Essential tips for portrait photography

A portrait has many things to do–it not easy. You need to worry about technical things such as exposure and focus as well as non-technical things such as composition and dealing with a live subject. If you’re beginning to do portrait photography, it can be overwhelming, so let’s break it down into all the bits so you can focus on one at a time, and then add everything together.

Portrait photography ideas may range from simple adjustments to camera settings to the nearly impossible task of keeping kids still.

While many photographers upgrade to a good DSLR or mirrorless camera to allow them more flexibility when taking family portraits, it is always a struggle to get perfect shots of people.

Tips for portrait photography:

The disparity between professional and amateur portraits can be immense. So we’ve compiled this list for any photographer to learn the most relevant portrait photography ideas.

  1. Get closer to the subject:

Photographers ‘ most common mistake is that they are not physically sufficiently close to their subjects. It ensures that in some situations, the core of attention — the object — is just a speck, too low to have any effect. This usually carries no sense even when it is large enough to be decipherable. Viewers can tell when an object was small because it was meant to be big and because the photographer was too afraid to get close.

  1. The right time to use exposure compensation:

The metering device of your camera plays a vital role in taking pictures. This maps out how much light to make a proper exposure must reach the lens. It’s very wise, but it’s not foolproof. The issue with multi-zone metering systems is that average reading is expected, and this reading is meant to be a midtone, or in other words, halfway between black and white.

Light skin tones can quickly deceive the lens into underexposing the image while taking portraits. You can note this more when taking full-face pictures or when there is plenty of white in the shot-brides is a prime example of this scenario.

 

  1. Increase your ISO:

People move around a lot as they are filmed, not to mention smile and alter their facial expressions frequently-and there is nothing worse than an image of someone half-blinking and smirking instead of smiling

To avoid this problem, you will need to use fast shutter speed to keep motion blur from occurring.

This will also help to ensure good images to prevent camera shake, as you will be standing to take portraits more often than not.

  1. Lighting Ratio:

A ratio is a contrast of one aspect and another, and it contrasts the dark and light sides of the face in terms of lighting. What is the gap between the shadow and the spotlight side? The higher the ratio, the greater the contrast of the picture, and the moodier the portrait is. The lower the proportion, the higher the contrast, and the picture should feel lighter and fresher.

  1. Selecting the right lens:

The lens you pick will not only alter the subject’s image, but also the backdrop. Using a wide-angle lens can induce distortion to create an odd, kind of distorted look of the subject’s face. It will also enable you to see behind them a large sweeping view of the background.

  1. Facial view and camera position:

Another aspect of deciding how attractive the picture will be where you put the face of the subject.

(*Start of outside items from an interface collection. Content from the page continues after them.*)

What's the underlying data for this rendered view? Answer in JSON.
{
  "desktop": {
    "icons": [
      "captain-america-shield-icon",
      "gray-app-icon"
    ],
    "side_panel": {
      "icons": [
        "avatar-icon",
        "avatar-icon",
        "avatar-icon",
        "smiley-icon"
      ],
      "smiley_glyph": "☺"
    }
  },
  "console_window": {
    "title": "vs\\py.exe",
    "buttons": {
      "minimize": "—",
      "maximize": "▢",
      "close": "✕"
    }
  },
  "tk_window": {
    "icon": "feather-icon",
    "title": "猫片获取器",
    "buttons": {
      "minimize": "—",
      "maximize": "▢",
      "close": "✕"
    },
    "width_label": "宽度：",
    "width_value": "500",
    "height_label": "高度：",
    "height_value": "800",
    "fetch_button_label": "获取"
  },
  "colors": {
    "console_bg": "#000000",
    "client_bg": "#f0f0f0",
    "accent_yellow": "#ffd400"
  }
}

Many people look great in full-face vision (directly facing the camera) while most gain from moving marginally to one side, while somewhat narrowing the face.

Face vision is something that people can’t see in the mirror, so many have never seen theirs from the back and have no idea who they feel like. You’ll only see to learn if it’s fun for them by trying it out.

  1. Camera Settings:

In the quality of a resulting portrait, the tonality and texture of the skin of your subject play a considerable role. Looks can be deceiving to the amateur viewer and, along the same line, the auto white balance feature of your lens can also be fooled by environmental factors such as reflected light from the surrounding walls or clothes around the eyes, or color casts from a lush green field or the warm late afternoon sun background sunlight. Dependence on the auto white balance may lead to inconsistent results in a portrait situation.

THE BOTTOM-LINE:

Take the time to find an excellent background to ensure that your subject was illuminated with enough lighting. Use supportive models for help and learn. The only way to improve your portrait photography skill is by practicing.

Leave a Reply

Your email address will not be published. Required fields are marked *